What is Onyx?
Onyx is a variety of chalcedony, which is itself a form of quartz. It’s characterized by its parallel banded layers, which can be black, white, or a combination of both. Onyx is primarily found in various regions including Brazil, India, and Madagascar. It has been used for centuries for both decorative and functional purposes, including in jewelry and carving.
Onyx is a banded variety of chalcedony characterized by parallel layers of black and white. Its striking appearance makes it a popular choice for jewelry and decorative items. The stone has a long history of use, dating back to ancient civilizations.
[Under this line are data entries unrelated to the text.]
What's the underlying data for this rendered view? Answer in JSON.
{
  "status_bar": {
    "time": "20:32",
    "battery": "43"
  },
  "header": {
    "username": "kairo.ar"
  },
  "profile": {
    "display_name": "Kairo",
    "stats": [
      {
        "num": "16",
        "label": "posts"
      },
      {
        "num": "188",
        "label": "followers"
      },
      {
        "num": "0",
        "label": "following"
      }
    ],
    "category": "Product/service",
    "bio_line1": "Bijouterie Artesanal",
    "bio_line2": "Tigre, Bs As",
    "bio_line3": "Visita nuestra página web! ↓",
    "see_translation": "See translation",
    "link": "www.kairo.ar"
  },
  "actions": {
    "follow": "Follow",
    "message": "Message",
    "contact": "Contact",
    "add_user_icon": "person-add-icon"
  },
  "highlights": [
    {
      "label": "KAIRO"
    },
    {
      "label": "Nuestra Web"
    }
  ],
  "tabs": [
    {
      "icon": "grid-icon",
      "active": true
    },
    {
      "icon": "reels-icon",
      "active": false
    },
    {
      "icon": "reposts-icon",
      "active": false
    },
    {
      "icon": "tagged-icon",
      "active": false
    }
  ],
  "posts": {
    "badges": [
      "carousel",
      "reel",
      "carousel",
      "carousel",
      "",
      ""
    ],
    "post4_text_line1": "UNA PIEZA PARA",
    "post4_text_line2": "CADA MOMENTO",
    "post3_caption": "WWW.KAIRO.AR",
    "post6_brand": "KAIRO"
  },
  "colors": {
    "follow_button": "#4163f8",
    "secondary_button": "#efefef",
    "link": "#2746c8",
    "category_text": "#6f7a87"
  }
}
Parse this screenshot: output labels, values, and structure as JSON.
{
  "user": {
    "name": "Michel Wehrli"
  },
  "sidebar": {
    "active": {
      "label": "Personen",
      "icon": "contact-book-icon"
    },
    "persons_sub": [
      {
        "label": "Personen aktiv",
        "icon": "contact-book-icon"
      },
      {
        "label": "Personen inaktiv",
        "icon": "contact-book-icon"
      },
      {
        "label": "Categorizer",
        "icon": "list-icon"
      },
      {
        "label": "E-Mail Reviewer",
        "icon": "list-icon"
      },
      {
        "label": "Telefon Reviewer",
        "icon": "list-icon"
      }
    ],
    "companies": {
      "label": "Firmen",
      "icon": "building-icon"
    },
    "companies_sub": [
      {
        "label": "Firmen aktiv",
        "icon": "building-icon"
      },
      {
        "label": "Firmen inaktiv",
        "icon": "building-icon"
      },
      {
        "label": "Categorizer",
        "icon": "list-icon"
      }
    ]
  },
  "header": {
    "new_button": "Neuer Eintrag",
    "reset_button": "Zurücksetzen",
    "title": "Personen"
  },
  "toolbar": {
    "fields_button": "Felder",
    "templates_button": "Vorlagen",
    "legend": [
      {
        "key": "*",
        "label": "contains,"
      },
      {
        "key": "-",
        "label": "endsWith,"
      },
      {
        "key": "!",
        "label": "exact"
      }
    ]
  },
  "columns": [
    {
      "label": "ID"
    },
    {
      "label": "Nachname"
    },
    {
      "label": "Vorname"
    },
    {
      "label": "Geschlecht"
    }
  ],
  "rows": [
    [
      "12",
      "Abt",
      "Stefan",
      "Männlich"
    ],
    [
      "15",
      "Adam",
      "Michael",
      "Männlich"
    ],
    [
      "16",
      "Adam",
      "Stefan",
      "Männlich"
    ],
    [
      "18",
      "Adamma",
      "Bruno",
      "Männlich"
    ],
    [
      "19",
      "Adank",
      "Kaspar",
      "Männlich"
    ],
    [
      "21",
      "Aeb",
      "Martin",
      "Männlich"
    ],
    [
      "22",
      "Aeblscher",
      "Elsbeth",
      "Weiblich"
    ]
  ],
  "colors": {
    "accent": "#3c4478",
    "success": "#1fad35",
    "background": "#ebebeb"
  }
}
|Chemical Classification||Inorganic - Silicate (Chalcedony)|
|Color||Typically black, but can also be white or banded black and white.|
|Luster||Waxy to vitreous.|
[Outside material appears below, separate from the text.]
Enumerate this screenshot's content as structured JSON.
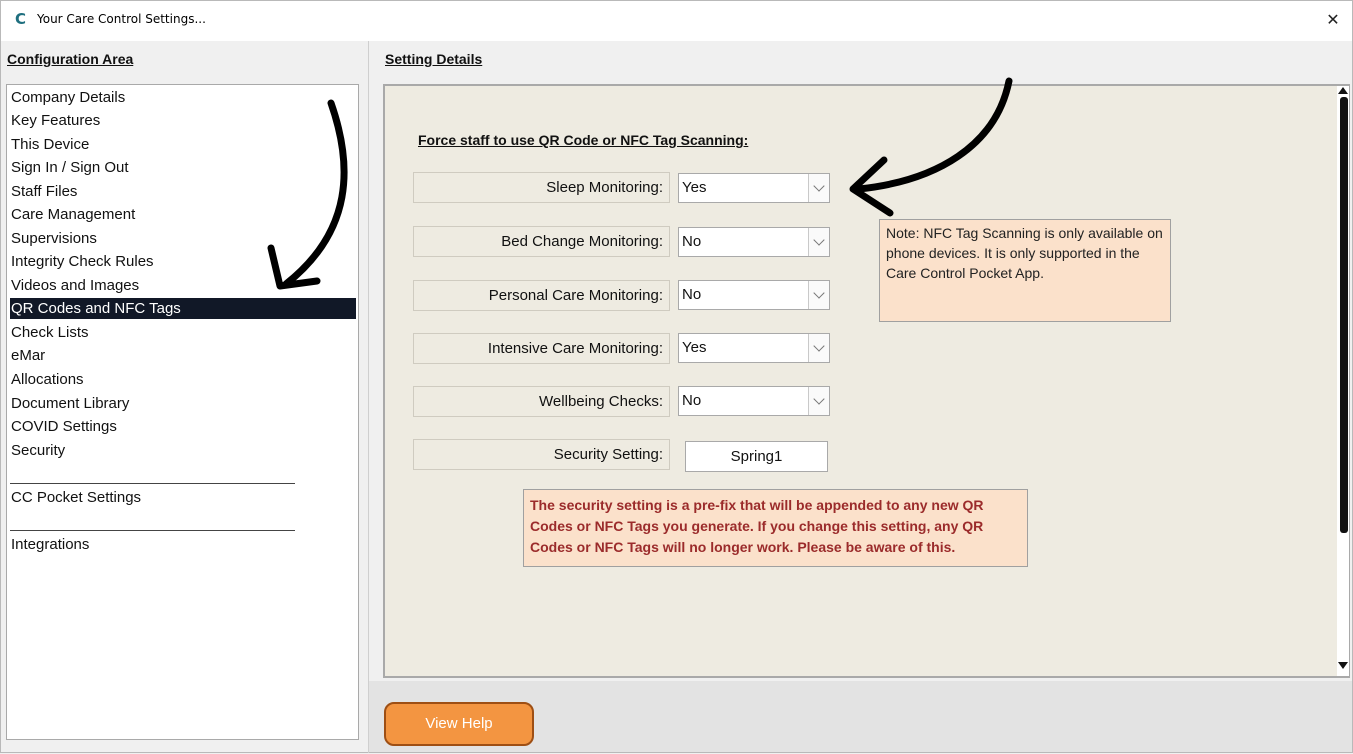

|Occurrence||Brazil, India, Madagascar.|
|Formation||Onyx is formed in the gas cavities of lava.|
|Diaphaneity||Translucent to opaque|
|Mohs Hardness||6.5 to 7.|
|Specific Gravity||Approximately 2.55 to 2.70.|
|Diagnostic Properties||Banded chalcedony, often black and white.|
|Pleochroism||Not exhibited in onyx.|
|Crystal System||Hexagonal (variety of Quartz)|
|Optical Properties||Uniaxial (+)|
|Refractive Index||1.530 - 1.539|
|2V angle||Not applicable (isometric)|
|Dispersion||Not typically relevant for onyx.|